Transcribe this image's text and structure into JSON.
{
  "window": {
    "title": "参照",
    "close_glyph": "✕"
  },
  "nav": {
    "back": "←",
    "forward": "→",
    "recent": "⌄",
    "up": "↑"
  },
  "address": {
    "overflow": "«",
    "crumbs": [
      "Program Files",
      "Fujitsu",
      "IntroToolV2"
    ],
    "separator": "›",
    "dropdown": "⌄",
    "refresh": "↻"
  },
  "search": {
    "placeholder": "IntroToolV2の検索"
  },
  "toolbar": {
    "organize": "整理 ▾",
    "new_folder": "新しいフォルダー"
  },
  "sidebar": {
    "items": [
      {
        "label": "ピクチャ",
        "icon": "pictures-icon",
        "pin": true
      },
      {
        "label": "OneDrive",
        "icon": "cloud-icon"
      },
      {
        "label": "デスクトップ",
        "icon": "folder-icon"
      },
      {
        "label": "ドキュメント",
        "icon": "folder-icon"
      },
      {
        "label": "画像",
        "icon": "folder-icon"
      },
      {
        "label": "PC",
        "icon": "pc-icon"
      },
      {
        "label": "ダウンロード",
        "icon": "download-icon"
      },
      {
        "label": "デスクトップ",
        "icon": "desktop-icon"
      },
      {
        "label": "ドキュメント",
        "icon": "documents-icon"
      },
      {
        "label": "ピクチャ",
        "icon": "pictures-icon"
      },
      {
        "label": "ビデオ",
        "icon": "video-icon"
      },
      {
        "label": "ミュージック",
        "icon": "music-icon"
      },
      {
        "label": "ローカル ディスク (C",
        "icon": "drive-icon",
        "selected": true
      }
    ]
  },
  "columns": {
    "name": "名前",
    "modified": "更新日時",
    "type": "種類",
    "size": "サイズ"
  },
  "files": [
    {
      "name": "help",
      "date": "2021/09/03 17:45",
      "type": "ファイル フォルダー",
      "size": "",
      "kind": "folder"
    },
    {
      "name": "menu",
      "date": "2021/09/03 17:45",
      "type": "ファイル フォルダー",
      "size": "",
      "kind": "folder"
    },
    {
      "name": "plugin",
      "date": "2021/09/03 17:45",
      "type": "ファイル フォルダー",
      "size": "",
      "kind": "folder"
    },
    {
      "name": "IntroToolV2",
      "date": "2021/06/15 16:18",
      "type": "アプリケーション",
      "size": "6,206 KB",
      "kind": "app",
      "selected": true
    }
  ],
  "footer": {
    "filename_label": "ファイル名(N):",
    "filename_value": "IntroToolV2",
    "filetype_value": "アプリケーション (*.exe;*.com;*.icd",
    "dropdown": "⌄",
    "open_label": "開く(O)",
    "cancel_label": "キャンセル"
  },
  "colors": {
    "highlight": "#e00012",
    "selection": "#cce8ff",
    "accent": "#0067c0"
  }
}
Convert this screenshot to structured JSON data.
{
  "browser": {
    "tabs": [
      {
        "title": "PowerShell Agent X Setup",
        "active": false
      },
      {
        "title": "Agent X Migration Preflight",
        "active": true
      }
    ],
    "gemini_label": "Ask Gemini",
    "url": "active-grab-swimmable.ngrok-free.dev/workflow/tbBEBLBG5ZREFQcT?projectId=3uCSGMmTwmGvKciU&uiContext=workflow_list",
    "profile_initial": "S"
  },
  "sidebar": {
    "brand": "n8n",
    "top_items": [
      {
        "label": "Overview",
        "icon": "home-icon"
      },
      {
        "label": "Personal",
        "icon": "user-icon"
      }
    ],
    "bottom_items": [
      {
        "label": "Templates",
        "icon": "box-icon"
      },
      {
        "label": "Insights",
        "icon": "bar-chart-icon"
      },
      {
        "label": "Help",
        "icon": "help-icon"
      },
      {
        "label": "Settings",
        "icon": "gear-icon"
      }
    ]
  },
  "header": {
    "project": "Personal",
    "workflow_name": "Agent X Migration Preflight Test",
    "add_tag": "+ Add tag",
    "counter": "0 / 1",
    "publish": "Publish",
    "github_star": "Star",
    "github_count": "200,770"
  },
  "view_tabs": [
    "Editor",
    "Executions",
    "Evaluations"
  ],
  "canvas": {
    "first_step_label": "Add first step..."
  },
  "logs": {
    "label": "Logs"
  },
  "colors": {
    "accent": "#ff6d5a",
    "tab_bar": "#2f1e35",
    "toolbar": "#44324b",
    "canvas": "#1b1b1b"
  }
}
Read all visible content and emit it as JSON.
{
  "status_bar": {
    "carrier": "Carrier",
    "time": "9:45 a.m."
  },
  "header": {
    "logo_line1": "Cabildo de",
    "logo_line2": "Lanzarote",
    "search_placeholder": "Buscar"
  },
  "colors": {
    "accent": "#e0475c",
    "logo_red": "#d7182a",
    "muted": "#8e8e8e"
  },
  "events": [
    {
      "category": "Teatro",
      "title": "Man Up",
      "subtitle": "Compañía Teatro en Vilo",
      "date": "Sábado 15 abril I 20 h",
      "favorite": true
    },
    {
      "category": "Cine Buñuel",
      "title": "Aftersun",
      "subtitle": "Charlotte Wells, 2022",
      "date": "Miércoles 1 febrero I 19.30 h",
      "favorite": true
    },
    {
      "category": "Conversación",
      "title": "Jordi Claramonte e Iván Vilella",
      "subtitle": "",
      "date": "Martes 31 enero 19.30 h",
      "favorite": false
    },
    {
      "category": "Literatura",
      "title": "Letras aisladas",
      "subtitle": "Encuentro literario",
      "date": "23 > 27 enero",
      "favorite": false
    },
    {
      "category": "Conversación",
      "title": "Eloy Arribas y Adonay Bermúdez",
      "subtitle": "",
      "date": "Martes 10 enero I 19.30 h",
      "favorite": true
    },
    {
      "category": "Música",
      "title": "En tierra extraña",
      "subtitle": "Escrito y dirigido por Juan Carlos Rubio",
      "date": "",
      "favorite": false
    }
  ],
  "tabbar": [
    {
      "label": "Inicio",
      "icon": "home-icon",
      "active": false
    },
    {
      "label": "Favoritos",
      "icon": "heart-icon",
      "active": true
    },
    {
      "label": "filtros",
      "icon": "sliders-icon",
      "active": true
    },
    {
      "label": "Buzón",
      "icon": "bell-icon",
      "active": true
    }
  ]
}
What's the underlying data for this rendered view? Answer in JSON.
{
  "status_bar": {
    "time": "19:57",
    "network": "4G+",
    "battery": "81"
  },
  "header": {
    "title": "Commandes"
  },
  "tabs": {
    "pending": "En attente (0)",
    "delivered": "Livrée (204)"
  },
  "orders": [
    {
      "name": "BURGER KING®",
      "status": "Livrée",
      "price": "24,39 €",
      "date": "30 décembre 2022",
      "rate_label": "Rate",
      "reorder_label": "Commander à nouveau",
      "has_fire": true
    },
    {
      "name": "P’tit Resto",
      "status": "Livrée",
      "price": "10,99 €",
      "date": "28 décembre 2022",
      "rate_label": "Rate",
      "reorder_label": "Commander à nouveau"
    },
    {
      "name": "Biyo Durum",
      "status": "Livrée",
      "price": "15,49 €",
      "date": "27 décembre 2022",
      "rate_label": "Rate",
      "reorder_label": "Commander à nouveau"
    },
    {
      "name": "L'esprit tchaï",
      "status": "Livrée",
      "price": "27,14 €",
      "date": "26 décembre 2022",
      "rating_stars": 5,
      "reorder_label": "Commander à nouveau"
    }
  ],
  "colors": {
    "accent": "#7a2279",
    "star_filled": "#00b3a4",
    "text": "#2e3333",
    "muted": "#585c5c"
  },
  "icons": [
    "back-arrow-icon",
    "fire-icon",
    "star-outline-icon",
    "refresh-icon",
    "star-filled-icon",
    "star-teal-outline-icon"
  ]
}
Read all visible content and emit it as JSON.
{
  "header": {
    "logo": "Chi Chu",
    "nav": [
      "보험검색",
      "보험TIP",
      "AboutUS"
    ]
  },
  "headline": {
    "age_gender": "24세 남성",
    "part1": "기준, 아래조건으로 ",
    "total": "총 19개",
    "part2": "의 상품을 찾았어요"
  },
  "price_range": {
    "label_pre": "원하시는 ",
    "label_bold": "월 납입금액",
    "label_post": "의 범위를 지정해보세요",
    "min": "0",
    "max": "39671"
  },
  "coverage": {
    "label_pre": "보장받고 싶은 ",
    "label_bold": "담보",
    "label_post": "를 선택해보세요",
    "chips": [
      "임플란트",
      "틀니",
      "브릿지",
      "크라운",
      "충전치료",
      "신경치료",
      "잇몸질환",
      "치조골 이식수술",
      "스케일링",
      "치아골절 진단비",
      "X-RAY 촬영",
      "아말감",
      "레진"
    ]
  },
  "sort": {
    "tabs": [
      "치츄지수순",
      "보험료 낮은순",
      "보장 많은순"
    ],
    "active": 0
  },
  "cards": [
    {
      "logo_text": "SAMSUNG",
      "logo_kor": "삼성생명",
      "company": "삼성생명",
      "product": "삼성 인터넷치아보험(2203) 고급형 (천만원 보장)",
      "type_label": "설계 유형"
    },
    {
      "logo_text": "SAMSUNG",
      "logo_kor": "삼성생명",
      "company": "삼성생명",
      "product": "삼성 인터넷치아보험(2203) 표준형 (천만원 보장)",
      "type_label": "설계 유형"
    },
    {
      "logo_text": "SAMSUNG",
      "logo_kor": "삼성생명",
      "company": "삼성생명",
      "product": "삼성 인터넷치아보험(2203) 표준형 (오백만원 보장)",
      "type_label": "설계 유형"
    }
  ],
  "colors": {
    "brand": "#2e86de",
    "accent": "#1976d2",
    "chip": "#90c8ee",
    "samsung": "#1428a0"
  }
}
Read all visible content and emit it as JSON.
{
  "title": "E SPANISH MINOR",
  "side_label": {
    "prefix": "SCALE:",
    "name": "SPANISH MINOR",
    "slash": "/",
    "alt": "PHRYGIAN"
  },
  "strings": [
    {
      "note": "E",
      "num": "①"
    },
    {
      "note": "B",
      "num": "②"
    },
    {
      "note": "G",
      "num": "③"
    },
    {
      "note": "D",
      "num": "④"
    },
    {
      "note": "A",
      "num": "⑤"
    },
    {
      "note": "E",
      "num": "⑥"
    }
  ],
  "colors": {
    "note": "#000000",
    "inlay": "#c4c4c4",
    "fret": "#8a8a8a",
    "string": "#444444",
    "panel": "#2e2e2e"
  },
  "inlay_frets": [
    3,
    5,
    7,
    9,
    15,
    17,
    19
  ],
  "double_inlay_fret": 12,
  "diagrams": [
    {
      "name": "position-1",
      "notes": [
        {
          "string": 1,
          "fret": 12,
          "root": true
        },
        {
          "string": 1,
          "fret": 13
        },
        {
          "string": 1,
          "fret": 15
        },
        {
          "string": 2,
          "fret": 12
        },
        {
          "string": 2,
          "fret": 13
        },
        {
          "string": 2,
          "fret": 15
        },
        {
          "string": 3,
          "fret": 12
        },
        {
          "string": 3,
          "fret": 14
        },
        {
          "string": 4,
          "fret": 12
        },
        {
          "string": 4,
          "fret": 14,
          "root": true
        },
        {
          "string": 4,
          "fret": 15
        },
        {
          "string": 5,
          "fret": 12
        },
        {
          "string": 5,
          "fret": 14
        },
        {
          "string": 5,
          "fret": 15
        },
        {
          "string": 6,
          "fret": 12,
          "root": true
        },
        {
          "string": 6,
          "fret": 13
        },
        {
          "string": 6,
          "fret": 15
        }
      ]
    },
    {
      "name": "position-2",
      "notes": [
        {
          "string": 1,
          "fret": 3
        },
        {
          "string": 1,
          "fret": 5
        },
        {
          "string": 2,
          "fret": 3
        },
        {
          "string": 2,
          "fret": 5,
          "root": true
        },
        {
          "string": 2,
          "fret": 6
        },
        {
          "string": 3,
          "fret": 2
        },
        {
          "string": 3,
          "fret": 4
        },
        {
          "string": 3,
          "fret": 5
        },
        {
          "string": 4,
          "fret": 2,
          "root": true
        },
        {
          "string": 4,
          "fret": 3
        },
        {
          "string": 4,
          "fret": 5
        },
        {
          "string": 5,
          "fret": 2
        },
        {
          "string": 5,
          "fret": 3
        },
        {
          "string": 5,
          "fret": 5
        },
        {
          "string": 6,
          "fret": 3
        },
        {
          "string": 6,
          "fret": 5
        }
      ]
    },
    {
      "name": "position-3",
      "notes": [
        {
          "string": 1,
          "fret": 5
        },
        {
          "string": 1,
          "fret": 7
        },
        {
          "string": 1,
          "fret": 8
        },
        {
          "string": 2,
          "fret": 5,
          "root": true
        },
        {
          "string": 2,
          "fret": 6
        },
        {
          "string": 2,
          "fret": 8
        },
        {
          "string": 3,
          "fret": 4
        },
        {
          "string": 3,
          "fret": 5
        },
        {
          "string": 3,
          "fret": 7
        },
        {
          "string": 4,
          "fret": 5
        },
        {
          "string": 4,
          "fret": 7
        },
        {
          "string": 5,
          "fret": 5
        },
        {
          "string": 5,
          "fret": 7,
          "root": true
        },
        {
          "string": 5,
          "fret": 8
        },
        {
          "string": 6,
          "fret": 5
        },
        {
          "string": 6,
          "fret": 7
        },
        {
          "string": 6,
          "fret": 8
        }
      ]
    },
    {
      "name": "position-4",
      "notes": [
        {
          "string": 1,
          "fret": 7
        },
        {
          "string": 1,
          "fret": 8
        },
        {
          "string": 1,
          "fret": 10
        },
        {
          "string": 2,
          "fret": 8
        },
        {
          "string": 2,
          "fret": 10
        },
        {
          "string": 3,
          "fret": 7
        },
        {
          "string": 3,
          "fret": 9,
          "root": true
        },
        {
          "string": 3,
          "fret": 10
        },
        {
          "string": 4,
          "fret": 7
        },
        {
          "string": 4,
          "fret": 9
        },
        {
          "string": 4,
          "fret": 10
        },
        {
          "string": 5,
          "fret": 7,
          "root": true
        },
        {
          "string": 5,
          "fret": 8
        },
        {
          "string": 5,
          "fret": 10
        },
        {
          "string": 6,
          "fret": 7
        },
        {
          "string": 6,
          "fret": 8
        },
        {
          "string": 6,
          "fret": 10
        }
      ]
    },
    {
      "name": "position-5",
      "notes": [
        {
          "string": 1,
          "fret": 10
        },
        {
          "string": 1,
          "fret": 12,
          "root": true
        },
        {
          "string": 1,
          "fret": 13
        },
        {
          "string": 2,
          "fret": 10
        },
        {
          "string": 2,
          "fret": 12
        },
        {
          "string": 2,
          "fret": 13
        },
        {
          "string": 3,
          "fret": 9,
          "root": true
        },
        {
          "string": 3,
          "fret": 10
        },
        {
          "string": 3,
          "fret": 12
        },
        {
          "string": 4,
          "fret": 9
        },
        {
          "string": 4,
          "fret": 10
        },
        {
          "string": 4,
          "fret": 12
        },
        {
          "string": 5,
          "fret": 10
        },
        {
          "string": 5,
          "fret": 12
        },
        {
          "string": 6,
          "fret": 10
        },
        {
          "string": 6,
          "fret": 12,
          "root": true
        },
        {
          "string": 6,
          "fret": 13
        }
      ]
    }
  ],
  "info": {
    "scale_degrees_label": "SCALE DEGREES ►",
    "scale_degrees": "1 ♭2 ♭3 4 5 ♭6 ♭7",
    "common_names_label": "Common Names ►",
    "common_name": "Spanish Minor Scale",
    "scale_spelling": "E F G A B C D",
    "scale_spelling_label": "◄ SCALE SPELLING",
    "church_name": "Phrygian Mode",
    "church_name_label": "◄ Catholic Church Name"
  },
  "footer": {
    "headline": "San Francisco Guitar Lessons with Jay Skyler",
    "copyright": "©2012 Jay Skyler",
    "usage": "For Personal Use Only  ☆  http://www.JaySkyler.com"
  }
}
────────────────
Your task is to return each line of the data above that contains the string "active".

Task response ::
        "active": false
        "active": true
    "url": "active-grab-swimmable.ngrok-free.dev/workflow/tbBEBLBG5ZREFQcT?projectId=3uCSGMmTwmGvKciU&uiContext=workflow_list",
      "active": false
      "active": true
      "active": true
      "active": true
    "active": 0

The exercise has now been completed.